* **PROBLEM REQUIREMENTS**
Copy each line below holding "September".

Excerpts from an interface dataset:
________________________________________

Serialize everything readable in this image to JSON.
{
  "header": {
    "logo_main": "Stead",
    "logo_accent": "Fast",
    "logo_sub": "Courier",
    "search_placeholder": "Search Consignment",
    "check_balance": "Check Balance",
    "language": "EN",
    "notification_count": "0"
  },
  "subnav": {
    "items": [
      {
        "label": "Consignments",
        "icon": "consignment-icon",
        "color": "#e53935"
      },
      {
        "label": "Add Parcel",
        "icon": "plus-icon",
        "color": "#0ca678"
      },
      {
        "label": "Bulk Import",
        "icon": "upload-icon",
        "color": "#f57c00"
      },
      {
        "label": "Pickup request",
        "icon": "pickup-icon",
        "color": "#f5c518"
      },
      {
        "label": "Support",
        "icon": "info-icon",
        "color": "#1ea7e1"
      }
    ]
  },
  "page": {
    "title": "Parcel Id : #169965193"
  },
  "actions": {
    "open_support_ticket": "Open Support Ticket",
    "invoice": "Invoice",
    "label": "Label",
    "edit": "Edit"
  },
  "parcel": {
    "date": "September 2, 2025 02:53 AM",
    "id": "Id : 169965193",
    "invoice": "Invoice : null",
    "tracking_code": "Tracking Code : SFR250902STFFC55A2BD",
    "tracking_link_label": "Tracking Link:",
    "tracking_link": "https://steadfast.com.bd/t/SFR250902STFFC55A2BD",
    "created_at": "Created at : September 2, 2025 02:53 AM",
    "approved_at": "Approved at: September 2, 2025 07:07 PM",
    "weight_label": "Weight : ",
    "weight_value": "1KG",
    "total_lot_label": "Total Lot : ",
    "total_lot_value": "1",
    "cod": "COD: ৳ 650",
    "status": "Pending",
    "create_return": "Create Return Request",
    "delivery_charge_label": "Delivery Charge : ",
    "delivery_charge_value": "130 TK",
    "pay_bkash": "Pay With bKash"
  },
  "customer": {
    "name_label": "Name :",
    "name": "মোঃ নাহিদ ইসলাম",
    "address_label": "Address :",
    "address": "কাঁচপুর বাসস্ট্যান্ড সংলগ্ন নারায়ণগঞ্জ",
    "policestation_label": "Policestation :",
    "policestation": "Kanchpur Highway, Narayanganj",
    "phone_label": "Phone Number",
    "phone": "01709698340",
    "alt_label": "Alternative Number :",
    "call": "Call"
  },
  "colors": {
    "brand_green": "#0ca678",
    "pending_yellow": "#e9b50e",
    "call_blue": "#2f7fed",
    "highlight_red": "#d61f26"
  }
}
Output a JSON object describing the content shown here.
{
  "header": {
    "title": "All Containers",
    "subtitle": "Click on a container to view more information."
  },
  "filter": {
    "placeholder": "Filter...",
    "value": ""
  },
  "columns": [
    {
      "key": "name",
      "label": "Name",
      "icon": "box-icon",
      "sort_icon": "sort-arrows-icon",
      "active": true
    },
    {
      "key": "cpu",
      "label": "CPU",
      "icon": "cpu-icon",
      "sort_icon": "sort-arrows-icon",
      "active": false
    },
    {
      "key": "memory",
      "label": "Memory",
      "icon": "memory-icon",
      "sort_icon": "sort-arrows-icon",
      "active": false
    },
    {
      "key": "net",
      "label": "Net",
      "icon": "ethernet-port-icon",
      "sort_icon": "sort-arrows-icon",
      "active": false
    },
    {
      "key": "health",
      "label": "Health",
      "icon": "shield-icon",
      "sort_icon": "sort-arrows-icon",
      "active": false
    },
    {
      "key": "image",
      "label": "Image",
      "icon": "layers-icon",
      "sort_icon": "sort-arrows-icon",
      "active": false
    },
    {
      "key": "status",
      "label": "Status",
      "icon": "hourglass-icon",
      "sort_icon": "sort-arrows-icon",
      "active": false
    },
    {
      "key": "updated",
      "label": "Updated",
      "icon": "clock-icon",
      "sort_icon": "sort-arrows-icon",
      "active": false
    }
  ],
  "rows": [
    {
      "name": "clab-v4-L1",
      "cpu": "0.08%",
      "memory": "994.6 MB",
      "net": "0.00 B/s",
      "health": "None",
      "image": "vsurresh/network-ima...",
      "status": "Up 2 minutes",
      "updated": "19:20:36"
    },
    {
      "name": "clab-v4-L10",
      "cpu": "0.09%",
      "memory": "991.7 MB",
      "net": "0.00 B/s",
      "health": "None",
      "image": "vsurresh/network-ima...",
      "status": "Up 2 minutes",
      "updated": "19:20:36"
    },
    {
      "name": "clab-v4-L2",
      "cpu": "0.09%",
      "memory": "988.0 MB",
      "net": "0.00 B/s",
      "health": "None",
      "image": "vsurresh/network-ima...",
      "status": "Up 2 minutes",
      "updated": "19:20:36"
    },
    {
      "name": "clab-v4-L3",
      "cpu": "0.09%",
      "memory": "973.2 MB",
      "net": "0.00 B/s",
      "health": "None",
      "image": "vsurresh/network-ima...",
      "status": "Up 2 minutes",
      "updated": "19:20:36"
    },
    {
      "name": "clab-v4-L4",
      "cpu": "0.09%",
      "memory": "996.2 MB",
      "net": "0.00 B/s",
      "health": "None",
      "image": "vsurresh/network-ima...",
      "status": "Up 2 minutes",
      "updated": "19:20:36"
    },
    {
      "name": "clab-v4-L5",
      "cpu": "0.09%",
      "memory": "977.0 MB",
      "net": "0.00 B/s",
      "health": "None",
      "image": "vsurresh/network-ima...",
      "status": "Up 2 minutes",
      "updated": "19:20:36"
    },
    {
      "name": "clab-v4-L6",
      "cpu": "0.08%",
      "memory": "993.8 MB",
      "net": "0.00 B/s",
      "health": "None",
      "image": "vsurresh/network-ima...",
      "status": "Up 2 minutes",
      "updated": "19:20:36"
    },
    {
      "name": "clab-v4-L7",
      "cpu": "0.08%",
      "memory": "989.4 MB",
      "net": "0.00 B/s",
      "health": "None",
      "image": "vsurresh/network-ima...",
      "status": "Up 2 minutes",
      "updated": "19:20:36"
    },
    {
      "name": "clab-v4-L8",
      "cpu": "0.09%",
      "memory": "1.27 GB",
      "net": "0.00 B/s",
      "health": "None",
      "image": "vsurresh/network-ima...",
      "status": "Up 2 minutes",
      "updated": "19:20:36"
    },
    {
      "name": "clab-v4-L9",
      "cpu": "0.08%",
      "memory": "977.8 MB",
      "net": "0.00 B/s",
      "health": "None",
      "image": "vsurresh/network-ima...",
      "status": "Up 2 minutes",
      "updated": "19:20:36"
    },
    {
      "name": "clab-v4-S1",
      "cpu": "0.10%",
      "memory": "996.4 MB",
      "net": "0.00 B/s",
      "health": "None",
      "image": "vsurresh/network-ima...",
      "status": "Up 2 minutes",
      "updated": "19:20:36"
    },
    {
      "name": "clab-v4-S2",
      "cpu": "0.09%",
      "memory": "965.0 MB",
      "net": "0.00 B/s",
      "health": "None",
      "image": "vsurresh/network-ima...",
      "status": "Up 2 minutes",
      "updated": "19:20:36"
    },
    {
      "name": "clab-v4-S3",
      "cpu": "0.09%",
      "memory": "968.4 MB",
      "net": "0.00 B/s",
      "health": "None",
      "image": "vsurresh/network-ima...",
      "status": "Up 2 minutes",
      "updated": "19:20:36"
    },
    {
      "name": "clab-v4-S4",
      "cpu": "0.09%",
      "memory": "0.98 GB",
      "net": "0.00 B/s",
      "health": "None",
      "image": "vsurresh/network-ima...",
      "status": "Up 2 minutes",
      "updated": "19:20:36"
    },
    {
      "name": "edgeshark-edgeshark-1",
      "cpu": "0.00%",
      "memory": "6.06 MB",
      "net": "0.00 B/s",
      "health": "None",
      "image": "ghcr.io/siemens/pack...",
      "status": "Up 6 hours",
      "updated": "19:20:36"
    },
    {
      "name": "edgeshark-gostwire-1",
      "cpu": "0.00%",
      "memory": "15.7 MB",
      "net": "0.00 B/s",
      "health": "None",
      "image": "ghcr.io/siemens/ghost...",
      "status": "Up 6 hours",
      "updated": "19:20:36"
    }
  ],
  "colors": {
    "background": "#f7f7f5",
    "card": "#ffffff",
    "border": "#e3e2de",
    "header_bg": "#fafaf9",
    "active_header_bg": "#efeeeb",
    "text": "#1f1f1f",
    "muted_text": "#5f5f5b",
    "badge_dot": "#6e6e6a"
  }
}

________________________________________

* **REPLY**
    "date": "September 2, 2025 02:53 AM",
    "created_at": "Created at : September 2, 2025 02:53 AM",
    "approved_at": "Approved at: September 2, 2025 07:07 PM",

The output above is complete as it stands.